Your goal:
Which lines in the records below contain the word "JSON"? Report each of them.

Records supplied:
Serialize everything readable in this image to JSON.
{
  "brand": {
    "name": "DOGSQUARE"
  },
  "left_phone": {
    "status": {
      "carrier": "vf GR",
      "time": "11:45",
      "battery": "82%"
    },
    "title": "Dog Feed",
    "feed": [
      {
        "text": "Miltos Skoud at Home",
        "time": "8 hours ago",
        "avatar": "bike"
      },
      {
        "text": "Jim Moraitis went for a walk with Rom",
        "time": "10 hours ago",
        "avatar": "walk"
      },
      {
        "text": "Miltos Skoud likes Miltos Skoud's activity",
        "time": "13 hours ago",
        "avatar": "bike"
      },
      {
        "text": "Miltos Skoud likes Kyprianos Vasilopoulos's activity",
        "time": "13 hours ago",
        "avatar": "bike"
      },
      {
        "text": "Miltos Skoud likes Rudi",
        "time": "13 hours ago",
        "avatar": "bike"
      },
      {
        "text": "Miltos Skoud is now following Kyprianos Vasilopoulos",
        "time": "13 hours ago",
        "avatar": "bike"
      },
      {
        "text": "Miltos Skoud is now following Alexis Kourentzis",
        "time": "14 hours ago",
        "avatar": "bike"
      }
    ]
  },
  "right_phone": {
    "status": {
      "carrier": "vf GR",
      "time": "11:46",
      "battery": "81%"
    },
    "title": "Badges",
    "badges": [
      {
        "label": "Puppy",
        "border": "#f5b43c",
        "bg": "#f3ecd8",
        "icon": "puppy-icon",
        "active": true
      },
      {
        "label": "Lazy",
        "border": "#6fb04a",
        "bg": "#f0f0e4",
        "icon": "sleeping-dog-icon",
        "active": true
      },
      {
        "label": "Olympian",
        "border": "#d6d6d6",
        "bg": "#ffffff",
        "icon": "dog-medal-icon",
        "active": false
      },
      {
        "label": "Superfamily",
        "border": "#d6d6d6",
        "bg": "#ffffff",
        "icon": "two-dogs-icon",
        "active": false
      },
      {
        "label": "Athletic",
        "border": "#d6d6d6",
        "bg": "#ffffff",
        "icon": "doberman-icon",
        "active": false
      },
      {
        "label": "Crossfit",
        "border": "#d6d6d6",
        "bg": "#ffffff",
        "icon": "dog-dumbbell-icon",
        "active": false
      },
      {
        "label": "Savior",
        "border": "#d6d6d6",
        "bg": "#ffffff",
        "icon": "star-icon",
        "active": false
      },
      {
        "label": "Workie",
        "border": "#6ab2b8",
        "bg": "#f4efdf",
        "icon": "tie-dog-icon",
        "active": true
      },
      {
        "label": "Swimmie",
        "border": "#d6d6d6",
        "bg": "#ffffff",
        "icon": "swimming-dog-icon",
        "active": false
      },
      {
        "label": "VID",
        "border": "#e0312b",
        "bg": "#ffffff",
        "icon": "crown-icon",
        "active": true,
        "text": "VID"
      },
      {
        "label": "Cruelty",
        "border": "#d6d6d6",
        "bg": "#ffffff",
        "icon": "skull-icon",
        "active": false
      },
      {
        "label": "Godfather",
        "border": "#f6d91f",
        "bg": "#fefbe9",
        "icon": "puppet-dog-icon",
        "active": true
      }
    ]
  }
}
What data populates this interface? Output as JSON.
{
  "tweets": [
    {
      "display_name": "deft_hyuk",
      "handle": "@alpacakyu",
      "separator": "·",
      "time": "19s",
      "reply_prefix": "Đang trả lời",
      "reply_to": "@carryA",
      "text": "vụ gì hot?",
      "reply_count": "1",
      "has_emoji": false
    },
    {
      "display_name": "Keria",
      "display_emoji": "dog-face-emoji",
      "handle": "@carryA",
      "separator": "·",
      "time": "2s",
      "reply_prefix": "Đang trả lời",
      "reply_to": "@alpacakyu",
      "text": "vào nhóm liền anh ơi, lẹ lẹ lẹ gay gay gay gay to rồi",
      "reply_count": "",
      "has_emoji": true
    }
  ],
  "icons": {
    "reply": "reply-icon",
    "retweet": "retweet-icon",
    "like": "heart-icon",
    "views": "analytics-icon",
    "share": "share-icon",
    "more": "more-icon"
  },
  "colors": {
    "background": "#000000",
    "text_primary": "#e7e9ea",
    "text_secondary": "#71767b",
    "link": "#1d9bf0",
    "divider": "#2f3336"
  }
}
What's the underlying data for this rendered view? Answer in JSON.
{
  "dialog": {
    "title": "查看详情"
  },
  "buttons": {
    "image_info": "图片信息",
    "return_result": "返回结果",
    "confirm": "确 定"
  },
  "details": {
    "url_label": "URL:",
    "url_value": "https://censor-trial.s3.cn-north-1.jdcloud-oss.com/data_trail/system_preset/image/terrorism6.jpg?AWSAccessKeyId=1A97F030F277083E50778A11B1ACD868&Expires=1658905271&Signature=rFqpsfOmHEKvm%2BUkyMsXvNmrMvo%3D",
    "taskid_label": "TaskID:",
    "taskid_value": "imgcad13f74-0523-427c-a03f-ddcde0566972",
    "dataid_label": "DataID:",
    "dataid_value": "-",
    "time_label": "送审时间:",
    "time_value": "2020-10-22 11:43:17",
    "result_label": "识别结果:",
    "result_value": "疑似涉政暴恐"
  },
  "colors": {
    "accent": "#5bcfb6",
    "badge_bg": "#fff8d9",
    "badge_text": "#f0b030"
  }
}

Written response:
Serialize everything readable in this image to JSON.
What data populates this interface? Output as JSON.
What's the underlying data for this rendered view? Answer in JSON.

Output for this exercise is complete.